Joseph Malone, Contributing Writer
Loud huzzahs echoed fervently in upstairs Haggar last Sunday as students and faculty participated in the annual Constitution Day dinner and celebration hosted by the politics department. The Constitution of the United States was signed on September 17th, 1787, and for the past thirty-eight years, the University of Dallas has been celebrating with food, conversation and song.
The evening began with the recitation of the Pledge of Allegiance and the singing of “The Star-Spangled Banner.” A barbecue dinner followed, during which Dr. Richard Dougherty, chair of the politics department, gave a speech entitled “Who Owns the Constitution?”
Dougherty explained that the current form of U.S. government has very little in common with the system created by the Founding Fathers; today, “Congress can avoid passing real laws to avoid taking responsibility for laws affecting society.” In order to do so, it employs agencies, some far separated from Congress, to make the laws.
“Congress distances itself from unpopular laws passed by these agencies,” said Dougherty, citing the HHS mandate as an example.
Returning to the question of who owns the Constitution, Dougherty concluded, “We do; not the government, not the courts and not the career politicians.”
After Dougherty’s speech, the attendees expected to sing patriotic songs; instead, they were surprised with a dramatic reenactment of the Revolutionary War featuring Paul Revere, Redcoats and minutemen. After a short time, the Redcoats were forcibly removed from the room. The skit was performed to a rousing accompaniment by Rita Pilgrim on piano and theology professor Dr. Mark Lowery on drums.
Participants then sang traditional favorites including “America the Beautiful,” “Dixie” and “The Battle Hymn of the Republic.” The evening came to a close with “Texas,Our Texas.”
“The sing-along is something no one should miss,” said Lowery. “The attendees get a chance to sing the fourth, fifth and sixth verses of these songs at Constitution Day.”
The students, faculty and their families embraced the participatory nature of theevening, from the children who walked around waving U.S. flags to the faculty and students who sang at the tops of their voices.
“[Constitution Day is] my favorite event on campus,” said history professor Dr. Susan Hanssen. “We do it right down here at UD – it’s rousy and rowdy.

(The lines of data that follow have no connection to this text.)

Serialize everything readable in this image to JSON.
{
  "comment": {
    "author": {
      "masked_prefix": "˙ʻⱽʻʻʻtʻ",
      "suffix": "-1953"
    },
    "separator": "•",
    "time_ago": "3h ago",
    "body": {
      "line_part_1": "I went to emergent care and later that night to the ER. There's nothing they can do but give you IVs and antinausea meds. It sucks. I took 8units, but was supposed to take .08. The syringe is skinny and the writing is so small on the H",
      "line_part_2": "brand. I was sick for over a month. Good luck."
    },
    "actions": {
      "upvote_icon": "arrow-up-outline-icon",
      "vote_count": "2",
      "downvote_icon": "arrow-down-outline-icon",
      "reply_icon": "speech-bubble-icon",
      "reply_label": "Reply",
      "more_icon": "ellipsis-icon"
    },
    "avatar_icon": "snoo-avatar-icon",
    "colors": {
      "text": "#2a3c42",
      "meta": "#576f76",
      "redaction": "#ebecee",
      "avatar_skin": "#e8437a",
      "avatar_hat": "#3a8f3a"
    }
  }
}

It’s not like Princeton’s.”
Students responded favorably to the event as well.
“I never thought I’d have so much fun singing patriotic songs,” said senior Mary English.